However bleak Schrader’s worldview is about humanity conveniently denying scientific consensus in favor of corporate interests and political ideology, the film’s air of extremism, both in its themes and the sheer affront of Toller’s actions, is not altogether devoid of hope. Granted, the film threatens to lose the viewer in the harsh reality of corrupt politicians and big businesses who attempt to deny or politicize the scientific reality of the dwindling environment to serve their own objectives, all while the church willingly complies. Schrader, no proponent of the church, resolves that religious extremism isn’t just about strapping on a suicide vest and walking into a crowd; it’s also about putting so much into one’s faith that, as a consequence, one deprives themselves of love and happiness. Even so, First Reformed has a serene, possibly horrific conclusion.
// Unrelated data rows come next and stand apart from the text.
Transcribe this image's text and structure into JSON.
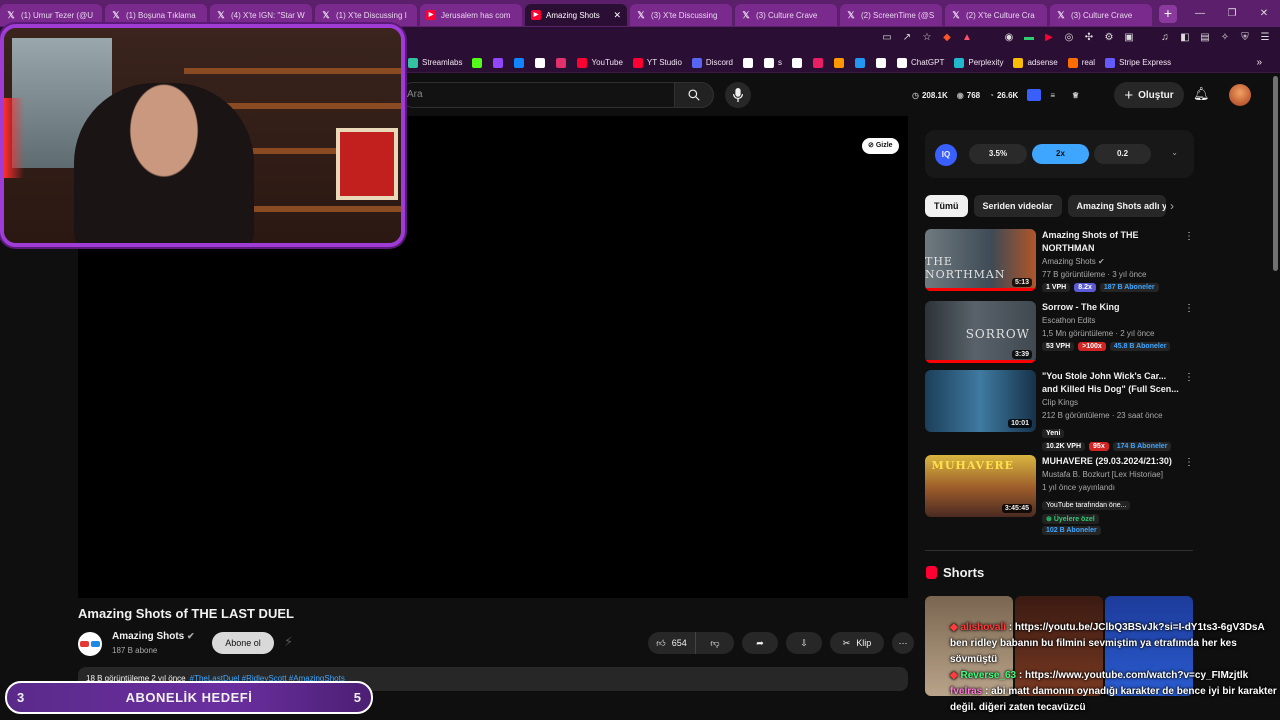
{
  "browser": {
    "tabs": [
      {
        "label": "(1) Umur Tezer (@U",
        "icon": "x-logo-icon",
        "active": false
      },
      {
        "label": "(1) Boşuna Tıklama",
        "icon": "x-logo-icon",
        "active": false
      },
      {
        "label": "(4) X'te IGN: \"Star W",
        "icon": "x-logo-icon",
        "active": false
      },
      {
        "label": "(1) X'te Discussing I",
        "icon": "x-logo-icon",
        "active": false
      },
      {
        "label": "Jerusalem has com",
        "icon": "youtube-icon",
        "active": false
      },
      {
        "label": "Amazing Shots",
        "icon": "youtube-icon",
        "active": true
      },
      {
        "label": "(3) X'te Discussing",
        "icon": "x-logo-icon",
        "active": false
      },
      {
        "label": "(3) Culture Crave",
        "icon": "x-logo-icon",
        "active": false
      },
      {
        "label": "(2) ScreenTime (@S",
        "icon": "x-logo-icon",
        "active": false
      },
      {
        "label": "(2) X'te Culture Cra",
        "icon": "x-logo-icon",
        "active": false
      },
      {
        "label": "(3) Culture Crave",
        "icon": "x-logo-icon",
        "active": false
      }
    ],
    "new_tab": "+",
    "bookmarks": [
      {
        "label": "Streamlabs",
        "color": "#31c3a2"
      },
      {
        "label": "",
        "color": "#53fc18"
      },
      {
        "label": "",
        "color": "#9146ff"
      },
      {
        "label": "",
        "color": "#1185fe"
      },
      {
        "label": "",
        "color": "#ffffff"
      },
      {
        "label": "",
        "color": "#e1306c"
      },
      {
        "label": "YouTube",
        "color": "#ff0033"
      },
      {
        "label": "YT Studio",
        "color": "#ff0033"
      },
      {
        "label": "Discord",
        "color": "#5865f2"
      },
      {
        "label": "",
        "color": "#ffffff"
      },
      {
        "label": "s",
        "color": "#ffffff"
      },
      {
        "label": "",
        "color": "#ffffff"
      },
      {
        "label": "",
        "color": "#e91e63"
      },
      {
        "label": "",
        "color": "#ff9800"
      },
      {
        "label": "",
        "color": "#2196f3"
      },
      {
        "label": "",
        "color": "#ffffff"
      },
      {
        "label": "ChatGPT",
        "color": "#ffffff"
      },
      {
        "label": "Perplexity",
        "color": "#20b8cd"
      },
      {
        "label": "adsense",
        "color": "#fbbc04"
      },
      {
        "label": "real",
        "color": "#ff6d00"
      },
      {
        "label": "Stripe Express",
        "color": "#635bff"
      }
    ]
  },
  "header": {
    "search_placeholder": "Ara",
    "stats": {
      "subs": "208.1K",
      "videos": "768",
      "views": "26.6K"
    },
    "create_label": "Oluştur"
  },
  "video": {
    "hide_label": "Gizle",
    "title": "Amazing Shots of THE LAST DUEL",
    "channel": "Amazing Shots",
    "subscribers": "187 B abone",
    "subscribe_label": "Abone ol",
    "likes": "654",
    "clip_label": "Klip",
    "description_meta": "18 B görüntüleme  2 yıl önce",
    "description_tags": "#TheLastDuel #RidleyScott #AmazingShots"
  },
  "panel": {
    "metrics": {
      "iq": "IQ",
      "a": "3.5%",
      "b": "2x",
      "c": "0.2"
    },
    "chips": [
      "Tümü",
      "Seriden videolar",
      "Amazing Shots adlı y"
    ],
    "recs": [
      {
        "title": "Amazing Shots of THE NORTHMAN",
        "channel": "Amazing Shots",
        "meta": "77 B görüntüleme · 3 yıl önce",
        "duration": "5:13",
        "thumb_text": "THE NORTHMAN",
        "badges": [
          {
            "t": "1 VPH",
            "k": ""
          },
          {
            "t": "8.2x",
            "k": "purple"
          },
          {
            "t": "187 B Aboneler",
            "k": "blue"
          }
        ],
        "extra": "",
        "progress": 1
      },
      {
        "title": "Sorrow - The King",
        "channel": "Escathon Edits",
        "meta": "1,5 Mn görüntüleme · 2 yıl önce",
        "duration": "3:39",
        "thumb_text": "SORROW",
        "badges": [
          {
            "t": "53 VPH",
            "k": ""
          },
          {
            "t": ">100x",
            "k": "red"
          },
          {
            "t": "45.8 B Aboneler",
            "k": "blue"
          }
        ],
        "extra": "",
        "progress": 1
      },
      {
        "title": "\"You Stole John Wick's Car... and Killed His Dog\" (Full Scen...",
        "channel": "Clip Kings",
        "meta": "212 B görüntüleme · 23 saat önce",
        "duration": "10:01",
        "thumb_text": "",
        "badges": [
          {
            "t": "10.2K VPH",
            "k": ""
          },
          {
            "t": "95x",
            "k": "red"
          },
          {
            "t": "174 B Aboneler",
            "k": "blue"
          }
        ],
        "extra": "Yeni",
        "progress": 0
      },
      {
        "title": "MUHAVERE (29.03.2024/21:30)",
        "channel": "Mustafa B. Bozkurt [Lex Historiae]",
        "meta": "1 yıl önce yayınlandı",
        "duration": "3:45:45",
        "thumb_text": "MUHAVERE",
        "badges": [
          {
            "t": "102 B Aboneler",
            "k": "blue"
          }
        ],
        "extra": "YouTube tarafından öne...",
        "members": "Üyelere özel",
        "progress": 0
      }
    ],
    "shorts_title": "Shorts"
  },
  "chat": [
    {
      "user": "alishovali",
      "color": "red",
      "text": ": https://youtu.be/JClbQ3BSvJk?si=I-dY1ts3-6gV3DsA ben ridley babanın bu filmini sevmiştim ya etrafımda her kes sövmüştü"
    },
    {
      "user": "Reverse_63",
      "color": "green",
      "text": ": https://www.youtube.com/watch?v=cy_FIMzjtlk"
    },
    {
      "user": "fvelras",
      "color": "pink",
      "text": ": abi matt damonın oynadığı karakter de bence iyi bir karakter değil. diğeri zaten tecavüzcü"
    }
  ],
  "goal": {
    "current": "3",
    "label": "ABONELİK HEDEFİ",
    "target": "5"
  }
}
It’s a final scene that either occurs in reality or takes place in Toller’s mind (the notion of drifting away into one’s reveries is established earlier in the film), and either way, it remains just as redemptive for the character.
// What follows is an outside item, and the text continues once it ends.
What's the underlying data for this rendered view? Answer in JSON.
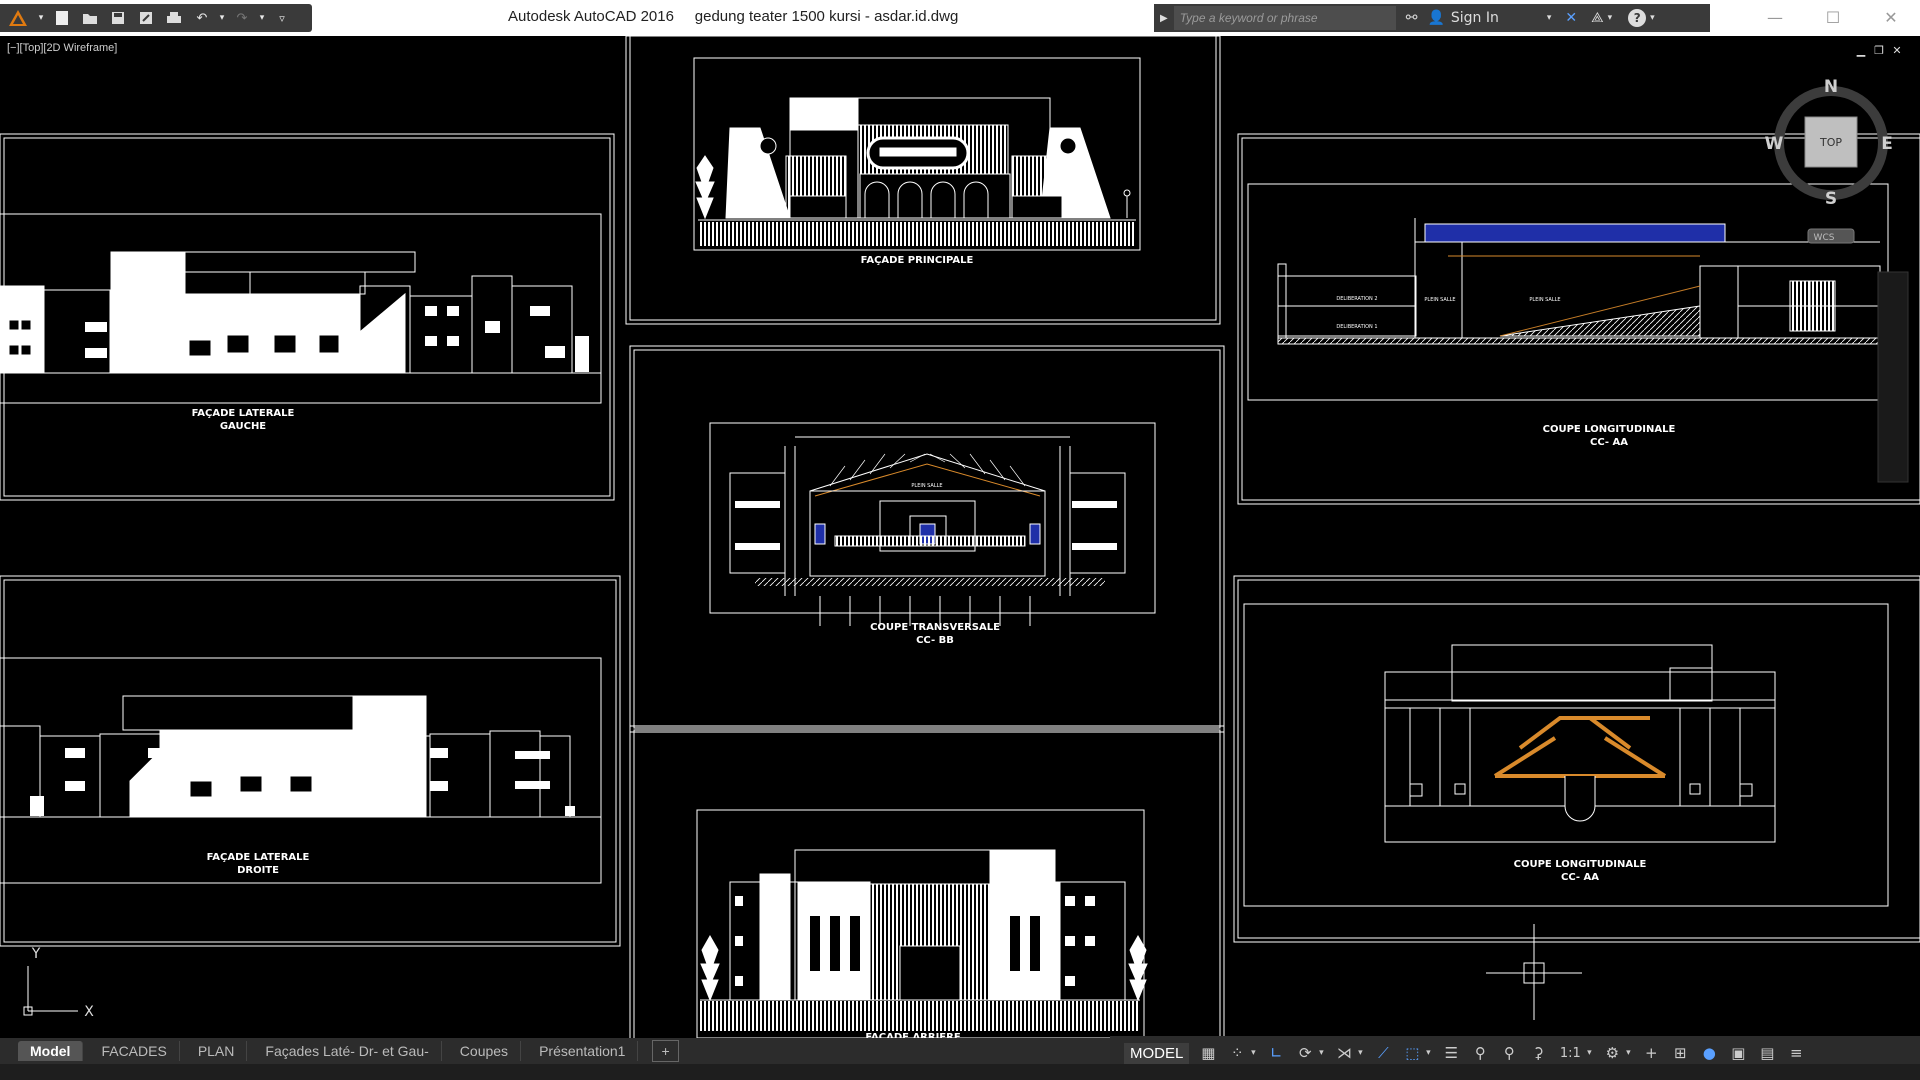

During his press tour for First Reformed, Schrader has acknowledged that his film feels like a culmination, the end of a cycle that began at the start of his career, when he wrote intellectual film criticism, published his book, and wrote Taxi Driver not long afterward. In the interim, Schrader has confronted human chaos, sometimes embracing the toxicity of modern existence. First Reformed does much the same, although it’s more contemplative about Toller being on the brink of catastrophe. Through its transcendental form, the film plays like a prayer from an atheist and devout critic of humanity’s selfishness. Yet its resolutions flirt with horror, and they remain the most rewarding and contemplative kind. Schrader offers a text through which the viewer can explore their own beliefs about politics and religion, how they have abandoned the environment, and ask their own questions about the world today. He forces us to pause for self-reflection. First Reformed proves defiantly introspective for a culture that has stopped looking inward in favor of spewing out unthinking bile while imploring the audience to set aside its assumptions and engage in soul-searching.